I also asked about breads to house the two great sandwiches of Pennsylvania and searched for a butcher who wouldn't mind shaving another rib roast. And still I racked my brain for something Southwestern that could hang with the blue-collar sandwiches of the Northeast. When I stumbled upon Pizzeria Bianco, my menu was complete.
Pizza didn't first cross my mind when I tried to conjure food from Arizona, but Pizzeria Bianco has been making its mark on Phoenix since 1993, using the same philosophies that I love to embrace when I cook: Take a few simple, high-quality ingredients, do as little to them as possible and reap the benefits. Bianco's Rosa pizza does just that, topping a sauce-free pie with Parmigiano-Reggiano cheese, thinly shaved onions, pistachios and the faintest hint of rosemary.
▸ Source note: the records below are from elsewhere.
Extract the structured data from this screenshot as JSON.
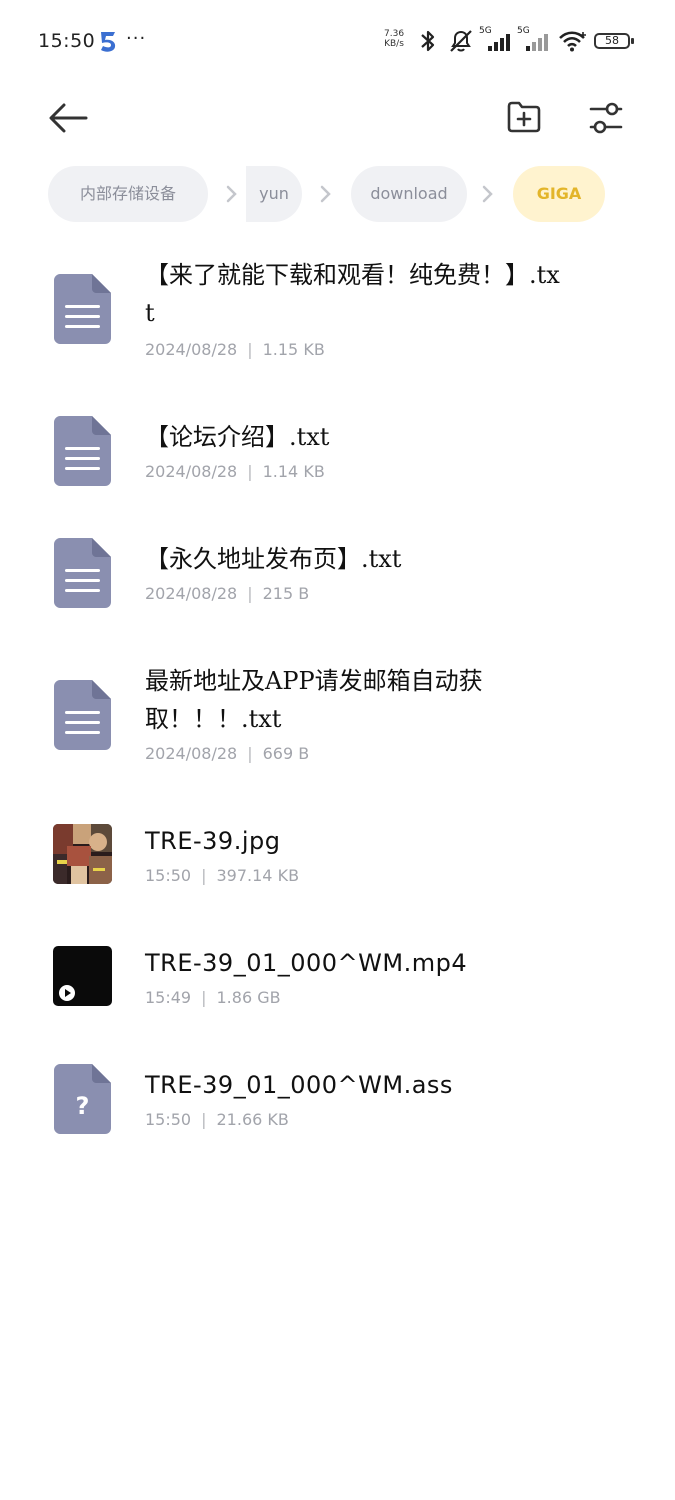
{
  "status_bar": {
    "time": "15:50",
    "more": "···",
    "net_speed_value": "7.36",
    "net_speed_unit": "KB/s",
    "sim1_label": "5G",
    "sim2_label": "5G",
    "battery": "58"
  },
  "toolbar": {
    "back_icon": "arrow-left-icon",
    "new_folder_icon": "folder-plus-icon",
    "filter_icon": "sliders-icon"
  },
  "breadcrumb": [
    {
      "label": "内部存储设备"
    },
    {
      "label": "yun"
    },
    {
      "label": "download"
    },
    {
      "label": "GIGA"
    }
  ],
  "files": [
    {
      "name": "【来了就能下载和观看！纯免费！】.txt",
      "date": "2024/08/28",
      "size": "1.15 KB",
      "type": "text"
    },
    {
      "name": "【论坛介绍】.txt",
      "date": "2024/08/28",
      "size": "1.14 KB",
      "type": "text"
    },
    {
      "name": "【永久地址发布页】.txt",
      "date": "2024/08/28",
      "size": "215 B",
      "type": "text"
    },
    {
      "name": "最新地址及APP请发邮箱自动获取！！！.txt",
      "date": "2024/08/28",
      "size": "669 B",
      "type": "text"
    },
    {
      "name": "TRE-39.jpg",
      "date": "15:50",
      "size": "397.14 KB",
      "type": "image"
    },
    {
      "name": "TRE-39_01_000^WM.mp4",
      "date": "15:49",
      "size": "1.86 GB",
      "type": "video"
    },
    {
      "name": "TRE-39_01_000^WM.ass",
      "date": "15:50",
      "size": "21.66 KB",
      "type": "unknown"
    }
  ],
  "colors": {
    "doc_icon": "#8a8fb0",
    "doc_fold": "#6f7496",
    "crumb_bg": "#f0f1f4",
    "crumb_active_bg": "#fff3cf",
    "crumb_active_text": "#e3b52a",
    "meta_text": "#a2a4ab"
  }
}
Pizza, Primantis, cheesesteaks, crab cakes. It was a meal that could satisfy a linebacker -- maybe even two. I started to wonder if I should put out a candy dish filled with Lipitor next to the chips and queso dip. Thankfully, this party happens only once a year.
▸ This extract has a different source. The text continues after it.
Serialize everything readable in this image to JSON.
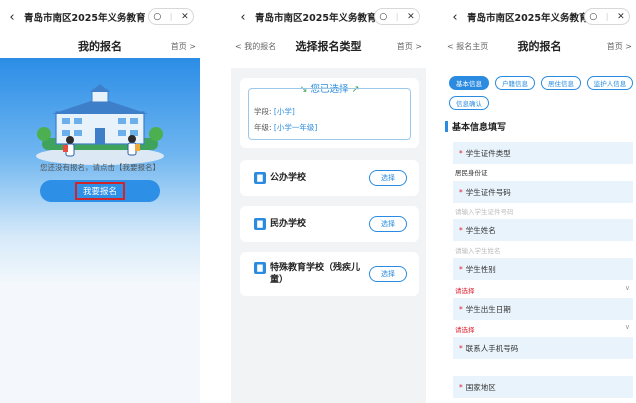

I say that reluctantly, because its passing leaves Sundays with a void that's hard to fill. Nearly five months of roasts, pizzas, endless pots of chili and then nothing? An Iron City sandwich and an Arizona pie won the hearts of my guests as much as they dominated four quarters of regulation, and they're tailor-made for this weekend's showdown. But they just don't seem to fit when the season comes to an end.
On second thought, I haven't been out in Adams Morgan on a weekend in years, and the throbbing pulse of dance clubs is a thing of the more-than-distant past. Maybe this is the year I set my table on a Friday night instead. I don't need a sporting event for a crutch now, anyway. Though I certainly wouldn't mind a bigger TV.
Scott Reitz is a freelance food writer who lives in Alexandria.